● **Problem details**
Among the lines of the data below, count those that hold the word "Agitator". Answer with the number alone.

===============

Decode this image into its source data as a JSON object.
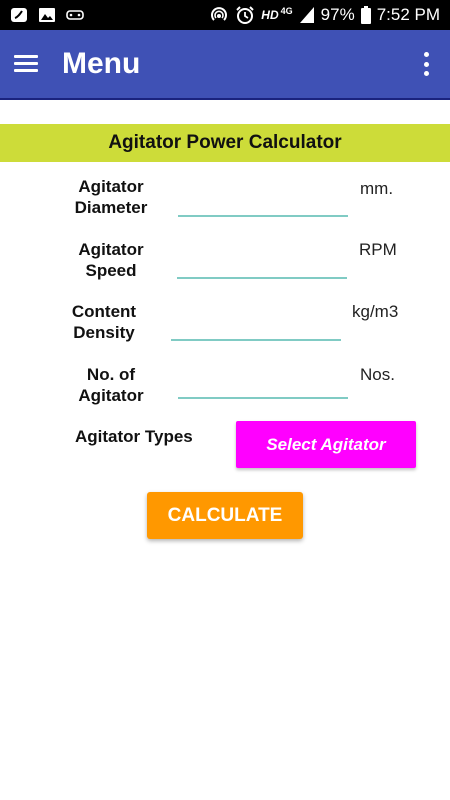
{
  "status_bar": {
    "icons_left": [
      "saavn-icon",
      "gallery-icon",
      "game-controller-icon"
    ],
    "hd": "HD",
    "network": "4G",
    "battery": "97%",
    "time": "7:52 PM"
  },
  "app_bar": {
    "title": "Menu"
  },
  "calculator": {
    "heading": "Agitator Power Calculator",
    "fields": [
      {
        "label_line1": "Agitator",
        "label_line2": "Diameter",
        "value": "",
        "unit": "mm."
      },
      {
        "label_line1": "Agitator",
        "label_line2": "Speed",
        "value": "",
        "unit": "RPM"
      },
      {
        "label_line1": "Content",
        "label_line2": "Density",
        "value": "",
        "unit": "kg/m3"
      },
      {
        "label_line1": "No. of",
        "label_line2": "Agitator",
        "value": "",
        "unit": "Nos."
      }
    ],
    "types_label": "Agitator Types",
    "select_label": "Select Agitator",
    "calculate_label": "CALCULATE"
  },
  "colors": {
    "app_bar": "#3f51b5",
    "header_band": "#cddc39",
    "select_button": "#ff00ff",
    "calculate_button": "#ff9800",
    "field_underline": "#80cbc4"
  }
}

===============

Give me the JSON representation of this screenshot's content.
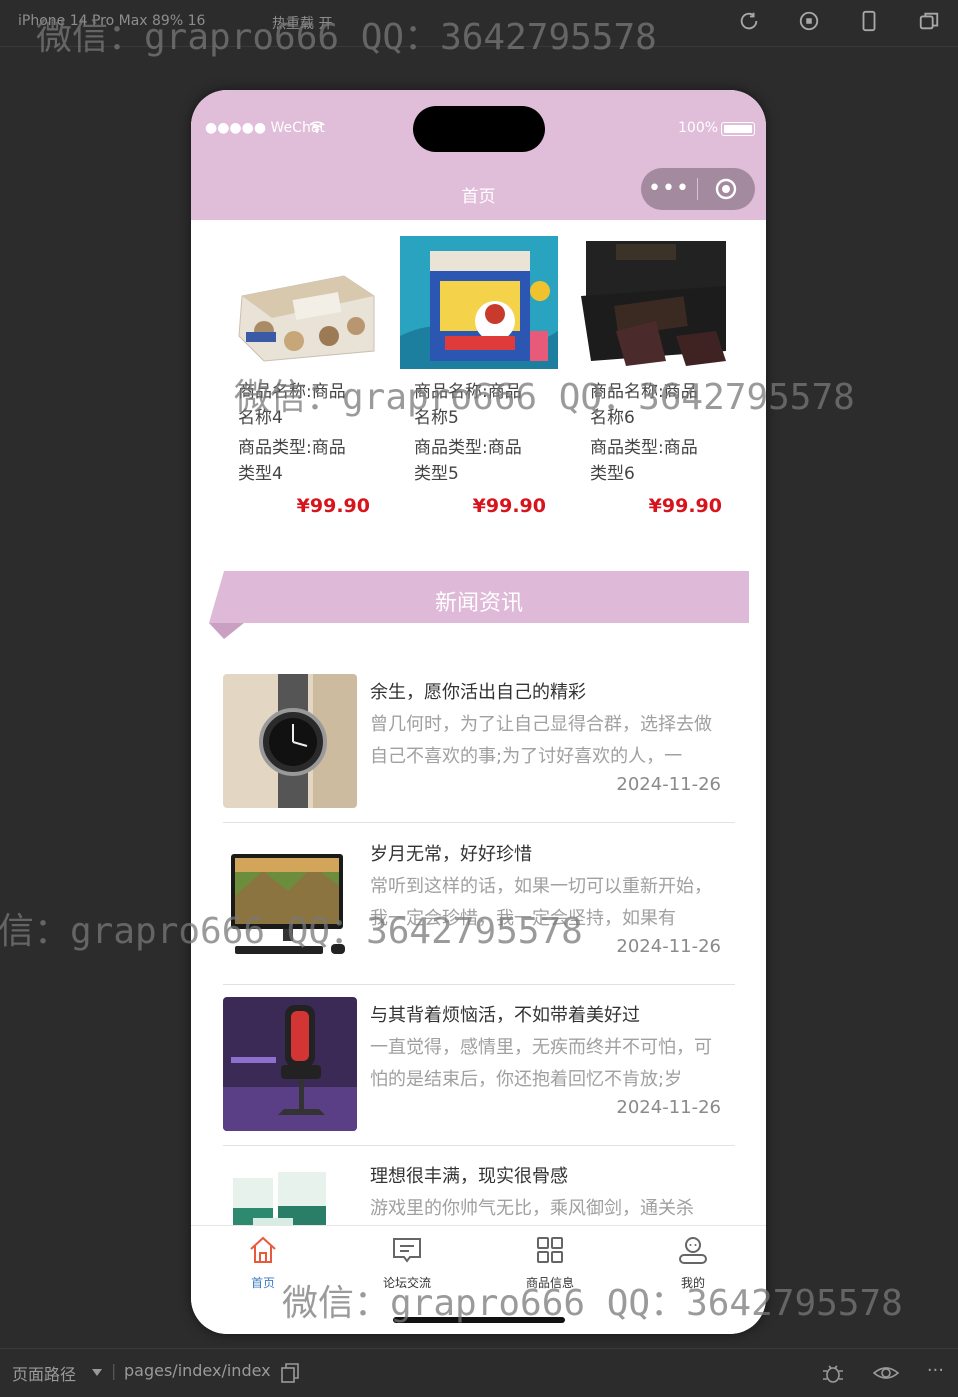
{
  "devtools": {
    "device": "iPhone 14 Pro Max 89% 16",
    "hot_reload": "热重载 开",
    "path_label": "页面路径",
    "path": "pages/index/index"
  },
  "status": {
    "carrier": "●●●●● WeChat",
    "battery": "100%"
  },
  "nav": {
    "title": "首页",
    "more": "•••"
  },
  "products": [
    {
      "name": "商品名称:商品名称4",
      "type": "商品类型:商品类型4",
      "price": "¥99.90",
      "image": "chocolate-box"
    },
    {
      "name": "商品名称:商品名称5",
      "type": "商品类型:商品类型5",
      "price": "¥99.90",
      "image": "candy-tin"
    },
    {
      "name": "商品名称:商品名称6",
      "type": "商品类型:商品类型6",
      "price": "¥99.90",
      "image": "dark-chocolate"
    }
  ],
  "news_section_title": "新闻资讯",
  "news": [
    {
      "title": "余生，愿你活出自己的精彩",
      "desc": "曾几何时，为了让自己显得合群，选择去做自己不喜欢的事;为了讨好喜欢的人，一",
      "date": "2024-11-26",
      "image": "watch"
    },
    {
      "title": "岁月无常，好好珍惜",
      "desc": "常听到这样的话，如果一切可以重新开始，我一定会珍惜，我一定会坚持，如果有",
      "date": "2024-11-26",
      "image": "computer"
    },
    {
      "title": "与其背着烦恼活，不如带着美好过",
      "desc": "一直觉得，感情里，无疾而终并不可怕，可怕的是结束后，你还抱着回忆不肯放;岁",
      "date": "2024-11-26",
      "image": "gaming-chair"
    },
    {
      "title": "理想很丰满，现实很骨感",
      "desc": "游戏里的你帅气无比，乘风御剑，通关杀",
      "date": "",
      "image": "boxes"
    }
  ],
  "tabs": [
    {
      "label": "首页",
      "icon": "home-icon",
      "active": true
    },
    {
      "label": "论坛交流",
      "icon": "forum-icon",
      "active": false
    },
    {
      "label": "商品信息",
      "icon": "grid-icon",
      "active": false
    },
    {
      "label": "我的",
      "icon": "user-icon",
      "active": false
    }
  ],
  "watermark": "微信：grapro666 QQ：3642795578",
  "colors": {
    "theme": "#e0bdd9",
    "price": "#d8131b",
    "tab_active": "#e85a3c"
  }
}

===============

● **Solution**
6